◆ THE TASK: The response should consist of the data reproduced word for word.

◆ RECORDS SUPPLIED:
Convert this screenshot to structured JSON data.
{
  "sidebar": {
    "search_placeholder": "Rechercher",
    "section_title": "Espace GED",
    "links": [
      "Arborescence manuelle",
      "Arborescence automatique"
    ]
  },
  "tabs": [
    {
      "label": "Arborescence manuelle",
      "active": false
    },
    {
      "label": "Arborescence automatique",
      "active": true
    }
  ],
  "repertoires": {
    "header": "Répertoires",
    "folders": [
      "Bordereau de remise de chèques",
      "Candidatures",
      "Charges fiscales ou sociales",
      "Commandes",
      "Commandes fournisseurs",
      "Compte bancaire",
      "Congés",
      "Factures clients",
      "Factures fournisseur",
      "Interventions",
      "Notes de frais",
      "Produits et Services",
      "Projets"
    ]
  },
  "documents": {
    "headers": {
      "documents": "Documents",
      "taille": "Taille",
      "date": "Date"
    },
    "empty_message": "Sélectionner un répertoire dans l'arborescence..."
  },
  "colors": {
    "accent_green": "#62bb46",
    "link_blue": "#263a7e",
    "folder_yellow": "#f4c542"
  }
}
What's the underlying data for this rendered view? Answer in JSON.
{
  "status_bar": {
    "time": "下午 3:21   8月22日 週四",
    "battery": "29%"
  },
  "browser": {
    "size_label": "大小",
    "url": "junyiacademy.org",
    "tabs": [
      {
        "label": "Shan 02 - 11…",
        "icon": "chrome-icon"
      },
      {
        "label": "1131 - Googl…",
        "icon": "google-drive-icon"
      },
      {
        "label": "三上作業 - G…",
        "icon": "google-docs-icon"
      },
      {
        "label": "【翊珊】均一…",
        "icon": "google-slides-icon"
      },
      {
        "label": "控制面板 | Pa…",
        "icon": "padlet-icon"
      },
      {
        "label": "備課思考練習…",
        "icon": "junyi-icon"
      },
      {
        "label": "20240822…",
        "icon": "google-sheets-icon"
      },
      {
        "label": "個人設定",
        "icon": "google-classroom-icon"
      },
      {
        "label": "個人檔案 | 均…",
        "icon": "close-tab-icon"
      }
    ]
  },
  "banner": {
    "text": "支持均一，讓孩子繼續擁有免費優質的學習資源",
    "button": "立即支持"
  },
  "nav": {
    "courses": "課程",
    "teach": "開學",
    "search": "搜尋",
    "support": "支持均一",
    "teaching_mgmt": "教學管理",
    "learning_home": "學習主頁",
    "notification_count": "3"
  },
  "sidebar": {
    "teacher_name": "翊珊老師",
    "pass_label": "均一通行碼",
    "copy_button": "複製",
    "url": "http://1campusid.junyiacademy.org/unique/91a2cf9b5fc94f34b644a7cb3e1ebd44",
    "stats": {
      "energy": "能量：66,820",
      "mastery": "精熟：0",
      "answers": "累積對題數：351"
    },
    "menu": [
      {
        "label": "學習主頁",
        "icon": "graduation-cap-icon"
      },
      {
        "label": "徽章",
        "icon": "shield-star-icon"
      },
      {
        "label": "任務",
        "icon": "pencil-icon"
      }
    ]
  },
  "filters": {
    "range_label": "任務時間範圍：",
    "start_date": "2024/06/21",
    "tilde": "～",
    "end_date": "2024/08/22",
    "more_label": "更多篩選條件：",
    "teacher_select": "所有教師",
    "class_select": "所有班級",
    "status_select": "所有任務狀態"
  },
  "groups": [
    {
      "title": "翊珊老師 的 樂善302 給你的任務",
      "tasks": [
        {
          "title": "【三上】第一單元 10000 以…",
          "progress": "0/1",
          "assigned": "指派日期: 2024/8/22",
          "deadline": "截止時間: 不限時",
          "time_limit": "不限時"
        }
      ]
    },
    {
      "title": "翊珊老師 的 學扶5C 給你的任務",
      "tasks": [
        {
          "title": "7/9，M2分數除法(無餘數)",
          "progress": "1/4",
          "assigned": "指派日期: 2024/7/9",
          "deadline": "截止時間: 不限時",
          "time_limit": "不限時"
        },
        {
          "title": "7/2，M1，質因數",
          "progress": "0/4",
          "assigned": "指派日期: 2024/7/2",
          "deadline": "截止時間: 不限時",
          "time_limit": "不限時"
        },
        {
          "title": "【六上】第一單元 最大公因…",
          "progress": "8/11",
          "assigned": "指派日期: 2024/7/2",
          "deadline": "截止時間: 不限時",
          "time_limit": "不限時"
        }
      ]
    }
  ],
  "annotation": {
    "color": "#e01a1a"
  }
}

◆ TASK ANSWER:
Convert this screenshot to structured JSON data.
{
  "sidebar": {
    "search_placeholder": "Rechercher",
    "section_title": "Espace GED",
    "links": [
      "Arborescence manuelle",
      "Arborescence automatique"
    ]
  },
  "tabs": [
    {
      "label": "Arborescence manuelle",
      "active": false
    },
    {
      "label": "Arborescence automatique",
      "active": true
    }
  ],
  "repertoires": {
    "header": "Répertoires",
    "folders": [
      "Bordereau de remise de chèques",
      "Candidatures",
      "Charges fiscales ou sociales",
      "Commandes",
      "Commandes fournisseurs",
      "Compte bancaire",
      "Congés",
      "Factures clients",
      "Factures fournisseur",
      "Interventions",
      "Notes de frais",
      "Produits et Services",
      "Projets"
    ]
  },
  "documents": {
    "headers": {
      "documents": "Documents",
      "taille": "Taille",
      "date": "Date"
    },
    "empty_message": "Sélectionner un répertoire dans l'arborescence..."
  },
  "colors": {
    "accent_green": "#62bb46",
    "link_blue": "#263a7e",
    "folder_yellow": "#f4c542"
  }
}
What's the underlying data for this rendered view? Answer in JSON.
{
  "status_bar": {
    "time": "下午 3:21   8月22日 週四",
    "battery": "29%"
  },
  "browser": {
    "size_label": "大小",
    "url": "junyiacademy.org",
    "tabs": [
      {
        "label": "Shan 02 - 11…",
        "icon": "chrome-icon"
      },
      {
        "label": "1131 - Googl…",
        "icon": "google-drive-icon"
      },
      {
        "label": "三上作業 - G…",
        "icon": "google-docs-icon"
      },
      {
        "label": "【翊珊】均一…",
        "icon": "google-slides-icon"
      },
      {
        "label": "控制面板 | Pa…",
        "icon": "padlet-icon"
      },
      {
        "label": "備課思考練習…",
        "icon": "junyi-icon"
      },
      {
        "label": "20240822…",
        "icon": "google-sheets-icon"
      },
      {
        "label": "個人設定",
        "icon": "google-classroom-icon"
      },
      {
        "label": "個人檔案 | 均…",
        "icon": "close-tab-icon"
      }
    ]
  },
  "banner": {
    "text": "支持均一，讓孩子繼續擁有免費優質的學習資源",
    "button": "立即支持"
  },
  "nav": {
    "courses": "課程",
    "teach": "開學",
    "search": "搜尋",
    "support": "支持均一",
    "teaching_mgmt": "教學管理",
    "learning_home": "學習主頁",
    "notification_count": "3"
  },
  "sidebar": {
    "teacher_name": "翊珊老師",
    "pass_label": "均一通行碼",
    "copy_button": "複製",
    "url": "http://1campusid.junyiacademy.org/unique/91a2cf9b5fc94f34b644a7cb3e1ebd44",
    "stats": {
      "energy": "能量：66,820",
      "mastery": "精熟：0",
      "answers": "累積對題數：351"
    },
    "menu": [
      {
        "label": "學習主頁",
        "icon": "graduation-cap-icon"
      },
      {
        "label": "徽章",
        "icon": "shield-star-icon"
      },
      {
        "label": "任務",
        "icon": "pencil-icon"
      }
    ]
  },
  "filters": {
    "range_label": "任務時間範圍：",
    "start_date": "2024/06/21",
    "tilde": "～",
    "end_date": "2024/08/22",
    "more_label": "更多篩選條件：",
    "teacher_select": "所有教師",
    "class_select": "所有班級",
    "status_select": "所有任務狀態"
  },
  "groups": [
    {
      "title": "翊珊老師 的 樂善302 給你的任務",
      "tasks": [
        {
          "title": "【三上】第一單元 10000 以…",
          "progress": "0/1",
          "assigned": "指派日期: 2024/8/22",
          "deadline": "截止時間: 不限時",
          "time_limit": "不限時"
        }
      ]
    },
    {
      "title": "翊珊老師 的 學扶5C 給你的任務",
      "tasks": [
        {
          "title": "7/9，M2分數除法(無餘數)",
          "progress": "1/4",
          "assigned": "指派日期: 2024/7/9",
          "deadline": "截止時間: 不限時",
          "time_limit": "不限時"
        },
        {
          "title": "7/2，M1，質因數",
          "progress": "0/4",
          "assigned": "指派日期: 2024/7/2",
          "deadline": "截止時間: 不限時",
          "time_limit": "不限時"
        },
        {
          "title": "【六上】第一單元 最大公因…",
          "progress": "8/11",
          "assigned": "指派日期: 2024/7/2",
          "deadline": "截止時間: 不限時",
          "time_limit": "不限時"
        }
      ]
    }
  ],
  "annotation": {
    "color": "#e01a1a"
  }
}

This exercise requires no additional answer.